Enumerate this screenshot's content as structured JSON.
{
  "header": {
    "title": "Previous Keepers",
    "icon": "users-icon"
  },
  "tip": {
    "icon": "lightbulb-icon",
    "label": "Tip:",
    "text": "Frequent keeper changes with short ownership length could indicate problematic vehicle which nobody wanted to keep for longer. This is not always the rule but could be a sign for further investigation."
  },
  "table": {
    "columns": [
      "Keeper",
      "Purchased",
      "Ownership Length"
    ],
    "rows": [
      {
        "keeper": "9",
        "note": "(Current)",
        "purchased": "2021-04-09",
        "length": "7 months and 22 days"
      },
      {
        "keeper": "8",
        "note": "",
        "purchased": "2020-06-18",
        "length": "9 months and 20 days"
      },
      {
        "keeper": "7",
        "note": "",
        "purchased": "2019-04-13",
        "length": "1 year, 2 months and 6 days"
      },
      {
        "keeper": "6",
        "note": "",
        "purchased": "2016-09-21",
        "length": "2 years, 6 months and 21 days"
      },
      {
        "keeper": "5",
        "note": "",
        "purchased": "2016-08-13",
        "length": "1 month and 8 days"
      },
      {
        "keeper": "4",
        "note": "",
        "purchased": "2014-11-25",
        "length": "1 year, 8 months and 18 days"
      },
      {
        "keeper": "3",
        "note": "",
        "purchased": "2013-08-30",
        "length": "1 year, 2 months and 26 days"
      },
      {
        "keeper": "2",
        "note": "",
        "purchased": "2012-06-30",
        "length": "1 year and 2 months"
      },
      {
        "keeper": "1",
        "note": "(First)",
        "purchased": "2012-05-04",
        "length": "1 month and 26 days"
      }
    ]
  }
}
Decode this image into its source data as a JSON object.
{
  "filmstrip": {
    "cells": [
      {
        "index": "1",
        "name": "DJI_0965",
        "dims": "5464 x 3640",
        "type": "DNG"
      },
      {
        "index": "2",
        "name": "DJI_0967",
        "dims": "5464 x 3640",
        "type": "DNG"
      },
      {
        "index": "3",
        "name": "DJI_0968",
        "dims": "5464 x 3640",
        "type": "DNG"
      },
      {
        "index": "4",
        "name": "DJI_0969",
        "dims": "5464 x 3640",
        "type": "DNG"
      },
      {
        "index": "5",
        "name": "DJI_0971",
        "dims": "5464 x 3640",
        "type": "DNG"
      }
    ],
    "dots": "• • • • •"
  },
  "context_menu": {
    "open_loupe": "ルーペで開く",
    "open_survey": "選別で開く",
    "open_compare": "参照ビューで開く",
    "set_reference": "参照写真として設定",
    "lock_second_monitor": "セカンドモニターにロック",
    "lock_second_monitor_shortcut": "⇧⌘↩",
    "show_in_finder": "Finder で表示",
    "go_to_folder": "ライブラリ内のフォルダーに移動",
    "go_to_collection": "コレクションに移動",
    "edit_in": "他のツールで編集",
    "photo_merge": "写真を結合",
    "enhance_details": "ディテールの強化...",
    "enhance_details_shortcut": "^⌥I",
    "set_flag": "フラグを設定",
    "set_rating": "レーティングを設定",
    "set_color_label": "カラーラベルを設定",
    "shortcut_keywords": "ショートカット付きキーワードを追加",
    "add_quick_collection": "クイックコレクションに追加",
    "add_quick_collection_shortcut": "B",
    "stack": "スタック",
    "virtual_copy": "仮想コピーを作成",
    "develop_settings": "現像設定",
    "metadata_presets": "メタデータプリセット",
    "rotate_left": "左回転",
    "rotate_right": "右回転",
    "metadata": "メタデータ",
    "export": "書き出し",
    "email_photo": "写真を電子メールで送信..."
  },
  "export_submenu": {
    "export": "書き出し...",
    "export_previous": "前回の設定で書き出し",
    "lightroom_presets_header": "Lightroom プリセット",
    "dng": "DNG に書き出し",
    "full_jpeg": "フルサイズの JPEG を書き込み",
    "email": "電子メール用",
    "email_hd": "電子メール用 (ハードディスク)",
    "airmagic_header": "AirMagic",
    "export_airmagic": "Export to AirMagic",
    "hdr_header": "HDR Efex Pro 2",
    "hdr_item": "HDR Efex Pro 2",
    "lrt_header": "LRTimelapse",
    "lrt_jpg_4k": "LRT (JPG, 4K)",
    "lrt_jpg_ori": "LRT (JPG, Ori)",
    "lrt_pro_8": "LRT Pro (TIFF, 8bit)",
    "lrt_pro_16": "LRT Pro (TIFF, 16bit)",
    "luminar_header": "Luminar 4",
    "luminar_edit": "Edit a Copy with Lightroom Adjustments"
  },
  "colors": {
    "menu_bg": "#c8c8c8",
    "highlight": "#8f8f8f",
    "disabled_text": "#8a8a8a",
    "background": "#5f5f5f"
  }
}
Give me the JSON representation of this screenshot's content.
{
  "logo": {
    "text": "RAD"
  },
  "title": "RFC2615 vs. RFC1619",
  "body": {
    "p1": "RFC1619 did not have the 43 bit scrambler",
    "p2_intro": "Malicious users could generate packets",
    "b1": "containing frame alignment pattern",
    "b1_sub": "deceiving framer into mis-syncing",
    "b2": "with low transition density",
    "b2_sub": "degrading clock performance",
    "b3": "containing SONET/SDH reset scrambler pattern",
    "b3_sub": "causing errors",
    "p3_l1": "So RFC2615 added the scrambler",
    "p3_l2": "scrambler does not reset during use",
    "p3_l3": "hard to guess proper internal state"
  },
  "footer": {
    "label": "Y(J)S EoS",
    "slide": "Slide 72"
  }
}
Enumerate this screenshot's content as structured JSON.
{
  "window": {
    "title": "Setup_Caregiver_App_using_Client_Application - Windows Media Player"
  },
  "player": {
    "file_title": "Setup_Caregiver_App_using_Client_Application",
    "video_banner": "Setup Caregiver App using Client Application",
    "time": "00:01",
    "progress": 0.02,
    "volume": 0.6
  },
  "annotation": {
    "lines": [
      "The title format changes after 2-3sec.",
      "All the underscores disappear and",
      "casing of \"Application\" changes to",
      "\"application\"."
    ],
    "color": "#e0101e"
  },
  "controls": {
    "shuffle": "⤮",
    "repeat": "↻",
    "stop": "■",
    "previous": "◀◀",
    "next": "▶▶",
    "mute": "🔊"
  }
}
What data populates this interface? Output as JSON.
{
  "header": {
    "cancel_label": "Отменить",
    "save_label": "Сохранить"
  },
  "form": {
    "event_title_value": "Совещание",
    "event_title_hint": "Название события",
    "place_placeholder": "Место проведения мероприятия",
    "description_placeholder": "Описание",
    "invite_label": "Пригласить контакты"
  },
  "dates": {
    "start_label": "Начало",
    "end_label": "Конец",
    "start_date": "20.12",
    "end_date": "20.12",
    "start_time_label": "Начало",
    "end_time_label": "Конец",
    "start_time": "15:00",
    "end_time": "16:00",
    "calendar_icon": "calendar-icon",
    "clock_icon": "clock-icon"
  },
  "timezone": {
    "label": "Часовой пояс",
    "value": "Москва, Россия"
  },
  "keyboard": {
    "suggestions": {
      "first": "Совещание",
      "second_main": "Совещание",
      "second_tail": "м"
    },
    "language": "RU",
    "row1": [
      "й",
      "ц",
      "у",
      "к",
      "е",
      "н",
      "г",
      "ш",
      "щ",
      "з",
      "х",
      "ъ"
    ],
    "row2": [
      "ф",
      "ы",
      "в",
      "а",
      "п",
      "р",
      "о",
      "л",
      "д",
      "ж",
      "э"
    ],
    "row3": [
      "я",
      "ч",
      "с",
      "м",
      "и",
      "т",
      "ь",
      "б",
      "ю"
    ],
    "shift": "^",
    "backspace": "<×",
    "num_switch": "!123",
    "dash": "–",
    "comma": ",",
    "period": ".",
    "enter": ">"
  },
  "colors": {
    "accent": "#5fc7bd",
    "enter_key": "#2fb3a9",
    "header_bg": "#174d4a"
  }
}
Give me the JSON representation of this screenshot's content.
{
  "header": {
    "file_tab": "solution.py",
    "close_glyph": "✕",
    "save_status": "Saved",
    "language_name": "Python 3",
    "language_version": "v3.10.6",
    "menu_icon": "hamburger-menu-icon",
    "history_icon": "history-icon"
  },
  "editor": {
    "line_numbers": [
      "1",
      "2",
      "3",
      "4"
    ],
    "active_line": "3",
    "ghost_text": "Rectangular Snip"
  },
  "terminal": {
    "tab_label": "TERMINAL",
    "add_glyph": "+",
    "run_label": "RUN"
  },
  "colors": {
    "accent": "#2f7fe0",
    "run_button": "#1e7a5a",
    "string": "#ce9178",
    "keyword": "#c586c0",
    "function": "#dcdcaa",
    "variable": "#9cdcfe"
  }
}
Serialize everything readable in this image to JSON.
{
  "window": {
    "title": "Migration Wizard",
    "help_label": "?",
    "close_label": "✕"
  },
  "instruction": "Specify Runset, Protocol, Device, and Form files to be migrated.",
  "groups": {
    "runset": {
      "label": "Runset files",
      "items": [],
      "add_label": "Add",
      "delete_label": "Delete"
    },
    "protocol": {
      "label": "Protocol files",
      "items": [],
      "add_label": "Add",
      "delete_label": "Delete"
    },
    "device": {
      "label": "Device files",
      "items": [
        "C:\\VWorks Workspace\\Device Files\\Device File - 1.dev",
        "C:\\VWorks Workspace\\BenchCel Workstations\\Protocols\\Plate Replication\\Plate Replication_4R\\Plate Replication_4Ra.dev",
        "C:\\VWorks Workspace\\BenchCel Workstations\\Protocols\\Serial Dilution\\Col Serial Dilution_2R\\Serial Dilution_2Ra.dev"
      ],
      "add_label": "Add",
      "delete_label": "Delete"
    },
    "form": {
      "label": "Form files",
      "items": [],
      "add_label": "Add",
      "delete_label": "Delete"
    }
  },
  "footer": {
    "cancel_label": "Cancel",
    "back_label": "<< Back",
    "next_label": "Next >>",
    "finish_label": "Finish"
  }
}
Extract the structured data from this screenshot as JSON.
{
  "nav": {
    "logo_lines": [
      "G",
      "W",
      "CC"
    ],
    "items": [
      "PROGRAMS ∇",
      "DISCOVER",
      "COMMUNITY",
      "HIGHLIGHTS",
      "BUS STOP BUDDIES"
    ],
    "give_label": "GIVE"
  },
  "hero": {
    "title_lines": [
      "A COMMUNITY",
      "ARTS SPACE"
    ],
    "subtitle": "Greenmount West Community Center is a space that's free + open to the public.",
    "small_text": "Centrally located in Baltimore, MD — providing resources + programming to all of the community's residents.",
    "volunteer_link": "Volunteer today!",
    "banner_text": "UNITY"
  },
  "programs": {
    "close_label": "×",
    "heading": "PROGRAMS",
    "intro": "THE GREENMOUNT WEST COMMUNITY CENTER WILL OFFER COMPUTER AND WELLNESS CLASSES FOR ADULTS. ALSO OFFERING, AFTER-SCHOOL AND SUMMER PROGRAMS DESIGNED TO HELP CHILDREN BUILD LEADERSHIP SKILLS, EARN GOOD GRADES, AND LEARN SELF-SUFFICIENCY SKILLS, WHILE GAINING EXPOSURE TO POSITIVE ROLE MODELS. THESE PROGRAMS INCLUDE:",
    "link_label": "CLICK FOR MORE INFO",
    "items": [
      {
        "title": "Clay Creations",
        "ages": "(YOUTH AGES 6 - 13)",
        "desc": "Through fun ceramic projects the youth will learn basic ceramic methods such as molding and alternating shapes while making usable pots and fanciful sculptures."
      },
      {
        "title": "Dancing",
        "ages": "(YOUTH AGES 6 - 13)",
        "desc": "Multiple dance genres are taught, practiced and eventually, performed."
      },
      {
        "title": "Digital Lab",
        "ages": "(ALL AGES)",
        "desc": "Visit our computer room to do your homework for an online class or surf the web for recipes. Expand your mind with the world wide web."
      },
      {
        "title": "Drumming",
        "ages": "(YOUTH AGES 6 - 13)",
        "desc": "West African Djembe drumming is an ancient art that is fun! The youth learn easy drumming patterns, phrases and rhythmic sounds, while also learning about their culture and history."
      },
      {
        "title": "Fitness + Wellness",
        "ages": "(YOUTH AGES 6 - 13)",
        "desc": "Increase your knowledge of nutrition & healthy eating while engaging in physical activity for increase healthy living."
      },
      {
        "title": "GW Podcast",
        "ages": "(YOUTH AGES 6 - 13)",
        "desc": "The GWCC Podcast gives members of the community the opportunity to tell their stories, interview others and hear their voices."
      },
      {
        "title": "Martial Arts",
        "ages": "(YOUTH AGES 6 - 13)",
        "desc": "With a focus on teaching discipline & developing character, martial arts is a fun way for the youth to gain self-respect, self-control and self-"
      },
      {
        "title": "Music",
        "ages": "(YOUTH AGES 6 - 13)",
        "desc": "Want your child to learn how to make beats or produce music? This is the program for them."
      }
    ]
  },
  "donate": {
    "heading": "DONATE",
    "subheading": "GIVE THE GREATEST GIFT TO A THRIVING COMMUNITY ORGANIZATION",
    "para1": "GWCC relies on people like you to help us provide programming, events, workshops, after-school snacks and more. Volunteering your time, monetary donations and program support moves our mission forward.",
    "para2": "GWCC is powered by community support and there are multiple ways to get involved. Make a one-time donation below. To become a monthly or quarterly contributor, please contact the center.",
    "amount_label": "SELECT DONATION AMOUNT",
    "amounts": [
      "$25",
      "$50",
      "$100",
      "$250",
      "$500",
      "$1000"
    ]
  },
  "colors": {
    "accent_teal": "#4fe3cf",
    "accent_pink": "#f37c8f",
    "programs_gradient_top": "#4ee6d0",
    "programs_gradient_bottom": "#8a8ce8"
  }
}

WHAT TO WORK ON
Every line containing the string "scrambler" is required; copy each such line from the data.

EXERCISE OUTPUT
    "p1": "RFC1619 did not have the 43 bit scrambler",
    "b3": "containing SONET/SDH reset scrambler pattern",
    "p3_l1": "So RFC2615 added the scrambler",
    "p3_l2": "scrambler does not reset during use",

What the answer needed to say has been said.